Each line that includes "scripts" must be copied from the records.

Dataset entries:

---------------

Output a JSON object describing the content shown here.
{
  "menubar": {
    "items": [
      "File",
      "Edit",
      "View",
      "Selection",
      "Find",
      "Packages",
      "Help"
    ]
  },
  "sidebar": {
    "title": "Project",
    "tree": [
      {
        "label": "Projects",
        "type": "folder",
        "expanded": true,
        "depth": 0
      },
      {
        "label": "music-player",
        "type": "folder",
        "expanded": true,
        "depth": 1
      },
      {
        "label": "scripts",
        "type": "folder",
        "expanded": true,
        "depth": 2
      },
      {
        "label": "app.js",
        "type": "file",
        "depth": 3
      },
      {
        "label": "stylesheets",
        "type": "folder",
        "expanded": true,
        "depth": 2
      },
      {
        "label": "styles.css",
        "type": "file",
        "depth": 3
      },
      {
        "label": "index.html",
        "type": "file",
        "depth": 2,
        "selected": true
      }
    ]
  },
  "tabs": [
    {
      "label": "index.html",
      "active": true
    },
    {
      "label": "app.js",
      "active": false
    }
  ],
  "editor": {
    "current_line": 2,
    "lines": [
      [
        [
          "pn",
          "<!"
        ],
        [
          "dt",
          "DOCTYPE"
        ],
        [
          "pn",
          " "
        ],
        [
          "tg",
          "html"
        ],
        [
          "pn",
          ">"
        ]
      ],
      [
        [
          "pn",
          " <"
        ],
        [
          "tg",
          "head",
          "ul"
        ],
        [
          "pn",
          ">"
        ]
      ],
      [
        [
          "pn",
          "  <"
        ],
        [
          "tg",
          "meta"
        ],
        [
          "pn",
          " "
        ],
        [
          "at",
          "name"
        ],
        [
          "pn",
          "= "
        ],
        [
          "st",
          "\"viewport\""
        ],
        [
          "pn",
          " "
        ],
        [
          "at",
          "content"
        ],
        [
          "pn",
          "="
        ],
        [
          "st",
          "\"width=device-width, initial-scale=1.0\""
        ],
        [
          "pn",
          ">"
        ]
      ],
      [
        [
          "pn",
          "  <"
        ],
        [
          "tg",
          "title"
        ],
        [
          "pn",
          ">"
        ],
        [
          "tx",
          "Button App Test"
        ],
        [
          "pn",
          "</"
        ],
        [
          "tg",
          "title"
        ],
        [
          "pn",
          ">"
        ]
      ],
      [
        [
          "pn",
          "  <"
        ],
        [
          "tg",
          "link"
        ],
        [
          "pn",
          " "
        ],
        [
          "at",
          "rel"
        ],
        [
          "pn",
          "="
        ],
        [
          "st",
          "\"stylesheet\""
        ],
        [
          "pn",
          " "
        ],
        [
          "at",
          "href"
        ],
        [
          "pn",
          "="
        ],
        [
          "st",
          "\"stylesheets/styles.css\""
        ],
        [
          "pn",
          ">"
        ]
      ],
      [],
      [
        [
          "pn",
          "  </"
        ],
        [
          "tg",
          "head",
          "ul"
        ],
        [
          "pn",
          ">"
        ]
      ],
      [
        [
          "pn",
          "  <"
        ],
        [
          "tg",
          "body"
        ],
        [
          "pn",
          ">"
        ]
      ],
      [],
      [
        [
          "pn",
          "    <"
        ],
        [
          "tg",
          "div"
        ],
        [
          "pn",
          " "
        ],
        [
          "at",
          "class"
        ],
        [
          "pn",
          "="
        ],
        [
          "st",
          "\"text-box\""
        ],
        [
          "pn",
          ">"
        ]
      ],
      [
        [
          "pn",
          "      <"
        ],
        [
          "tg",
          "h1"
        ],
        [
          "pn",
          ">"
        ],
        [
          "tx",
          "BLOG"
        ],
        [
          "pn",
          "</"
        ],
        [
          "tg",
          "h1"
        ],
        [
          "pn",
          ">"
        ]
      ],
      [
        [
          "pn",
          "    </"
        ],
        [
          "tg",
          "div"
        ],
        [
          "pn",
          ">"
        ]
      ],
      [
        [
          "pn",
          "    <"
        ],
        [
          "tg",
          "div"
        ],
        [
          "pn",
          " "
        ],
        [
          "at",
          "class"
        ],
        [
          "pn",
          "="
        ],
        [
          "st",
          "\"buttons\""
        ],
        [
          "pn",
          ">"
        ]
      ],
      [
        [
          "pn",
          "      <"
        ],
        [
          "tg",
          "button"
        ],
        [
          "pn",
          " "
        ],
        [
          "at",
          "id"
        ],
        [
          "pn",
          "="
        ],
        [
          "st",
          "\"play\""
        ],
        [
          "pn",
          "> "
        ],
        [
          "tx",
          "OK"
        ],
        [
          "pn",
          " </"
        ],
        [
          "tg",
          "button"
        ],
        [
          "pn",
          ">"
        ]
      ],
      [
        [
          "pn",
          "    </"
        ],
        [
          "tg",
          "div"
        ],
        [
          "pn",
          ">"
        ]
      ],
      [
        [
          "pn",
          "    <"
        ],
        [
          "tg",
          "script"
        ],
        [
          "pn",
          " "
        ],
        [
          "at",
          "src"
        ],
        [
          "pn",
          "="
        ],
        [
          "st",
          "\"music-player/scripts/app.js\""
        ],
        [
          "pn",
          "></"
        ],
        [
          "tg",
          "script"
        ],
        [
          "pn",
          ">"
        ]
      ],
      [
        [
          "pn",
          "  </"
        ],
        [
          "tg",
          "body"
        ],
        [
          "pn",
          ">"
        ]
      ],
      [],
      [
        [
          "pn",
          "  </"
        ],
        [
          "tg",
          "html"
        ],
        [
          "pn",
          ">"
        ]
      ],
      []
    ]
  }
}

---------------

(Final answer)
        "label": "scripts",
          "\"music-player/scripts/app.js\""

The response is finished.